The debate on Silicon Valley vs. New York for startups rages on. Today's post on Silicon Alley Insider "Quit Whining: How To Make An NYC Startup Work" says that lack of space, technical people, lawyers and funding is all bs.
My opinion is that startups are hard, really hard. I've been in one, run one through to an IPO and am now doing another one. They're fun but they are hard (did I say that already?). Being in silicon valley reduces the risk. You have access to more talent, more understanding landlords, more VCs and experienced venture lawyers. You have access to the entrepreneurial fever - to crazy technologists who'll work all night to crack a hard problem - to advisors who've done it before and can help you get through the dark nights when you think maybe your idea is never going to work.
When I took over FirstRain two and a half years ago I moved the company from Manhattan to Foster City. It was a deliberate decision and one I told the board I would do before I accepted the job. The personnel I moved were all engineering and product design, the rest I rehired. It was not an easy decision for my employees but it was the right decision to be able to get the level of talent in required to build a system of the technology depth that we need to use the web as a research base for institutional grade investors. I left the sales team in New York - after all that is where our customers are - and the only time I ever question my decision is about 3 hours into a red eye from SFO to JFK, which I do frequently. Otherwise I know it was the best decision for the company and for my engineers.
I just think that the risk in startups is high enough already. If you can get your idea to silicon valley you should.
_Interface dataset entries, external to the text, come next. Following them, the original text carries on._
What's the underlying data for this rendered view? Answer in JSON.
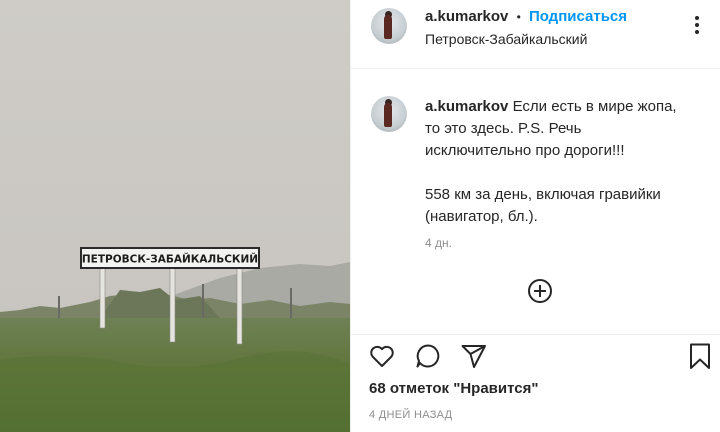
{
  "post": {
    "sign_text": "ПЕТРОВСК-ЗАБАЙКАЛЬСКИЙ"
  },
  "header": {
    "username": "a.kumarkov",
    "separator": "•",
    "follow_label": "Подписаться",
    "location": "Петровск-Забайкальский",
    "more_icon": "more-options-icon"
  },
  "caption": {
    "username": "a.kumarkov",
    "lines": [
      "Если есть в мире жопа,",
      "то это здесь. P.S. Речь",
      "исключительно про дороги!!!",
      "558 км за день, включая гравийки",
      "(навигатор, бл.)."
    ],
    "time": "4 дн."
  },
  "actions": {
    "like_icon": "heart-icon",
    "comment_icon": "comment-icon",
    "share_icon": "share-icon",
    "save_icon": "bookmark-icon",
    "add_comment_icon": "plus-circle-icon"
  },
  "likes_text": "68 отметок \"Нравится\"",
  "post_date": "4 ДНЕЙ НАЗАД",
  "colors": {
    "accent": "#0095f6",
    "text": "#262626",
    "muted": "#8e8e8e",
    "border": "#efefef"
  }
}
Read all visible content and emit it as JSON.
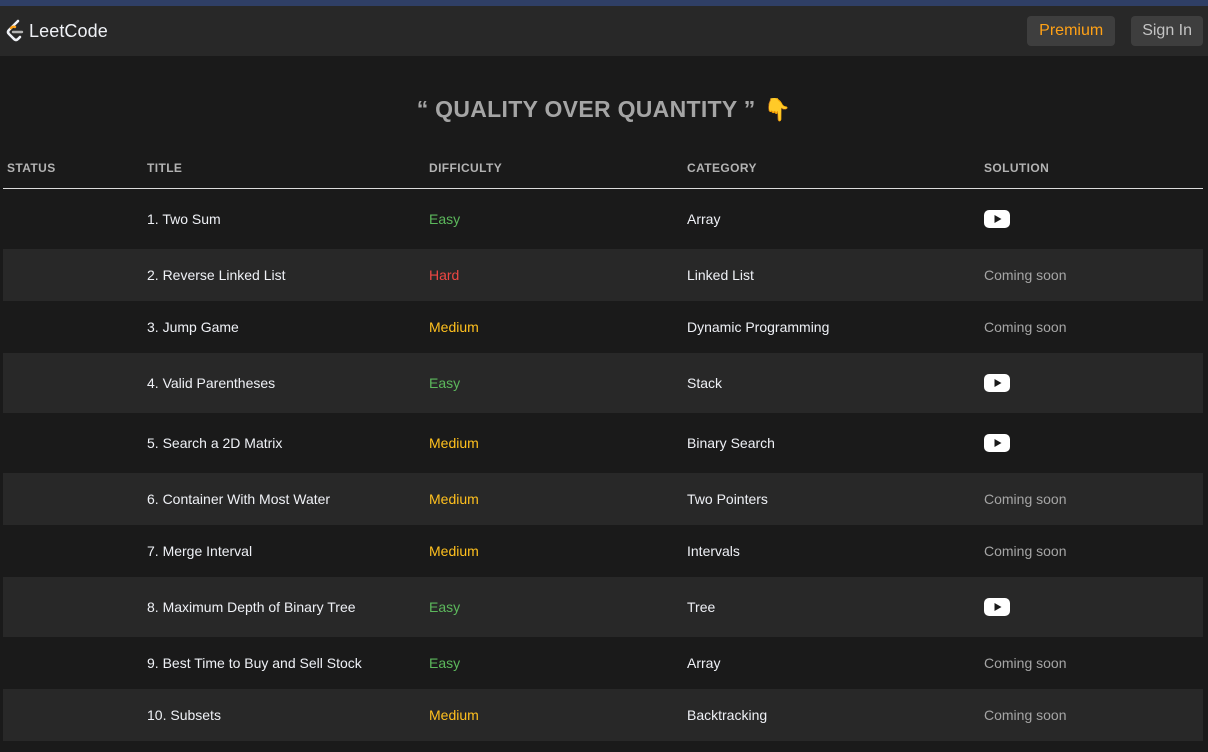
{
  "navbar": {
    "brand": "LeetCode",
    "premium_label": "Premium",
    "signin_label": "Sign In"
  },
  "headline": {
    "text": "“ QUALITY OVER QUANTITY ”",
    "emoji": "👇"
  },
  "table": {
    "headers": {
      "status": "STATUS",
      "title": "TITLE",
      "difficulty": "DIFFICULTY",
      "category": "CATEGORY",
      "solution": "SOLUTION"
    },
    "rows": [
      {
        "title": "1. Two Sum",
        "difficulty": "Easy",
        "category": "Array",
        "solution": "video",
        "solution_icon": "youtube-play-icon"
      },
      {
        "title": "2. Reverse Linked List",
        "difficulty": "Hard",
        "category": "Linked List",
        "solution": "Coming soon"
      },
      {
        "title": "3. Jump Game",
        "difficulty": "Medium",
        "category": "Dynamic Programming",
        "solution": "Coming soon"
      },
      {
        "title": "4. Valid Parentheses",
        "difficulty": "Easy",
        "category": "Stack",
        "solution": "video",
        "solution_icon": "youtube-play-icon"
      },
      {
        "title": "5. Search a 2D Matrix",
        "difficulty": "Medium",
        "category": "Binary Search",
        "solution": "video",
        "solution_icon": "youtube-play-icon"
      },
      {
        "title": "6. Container With Most Water",
        "difficulty": "Medium",
        "category": "Two Pointers",
        "solution": "Coming soon"
      },
      {
        "title": "7. Merge Interval",
        "difficulty": "Medium",
        "category": "Intervals",
        "solution": "Coming soon"
      },
      {
        "title": "8. Maximum Depth of Binary Tree",
        "difficulty": "Easy",
        "category": "Tree",
        "solution": "video",
        "solution_icon": "youtube-play-icon"
      },
      {
        "title": "9. Best Time to Buy and Sell Stock",
        "difficulty": "Easy",
        "category": "Array",
        "solution": "Coming soon"
      },
      {
        "title": "10. Subsets",
        "difficulty": "Medium",
        "category": "Backtracking",
        "solution": "Coming soon"
      }
    ]
  },
  "colors": {
    "background": "#1a1a1a",
    "navbar": "#282828",
    "accent_premium": "#ffa116",
    "easy": "#5cb85c",
    "medium": "#ffc01e",
    "hard": "#ef4743"
  }
}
You should take every avenue you can to reduce risk so that the remaining risk is in your idea and your ability to execute.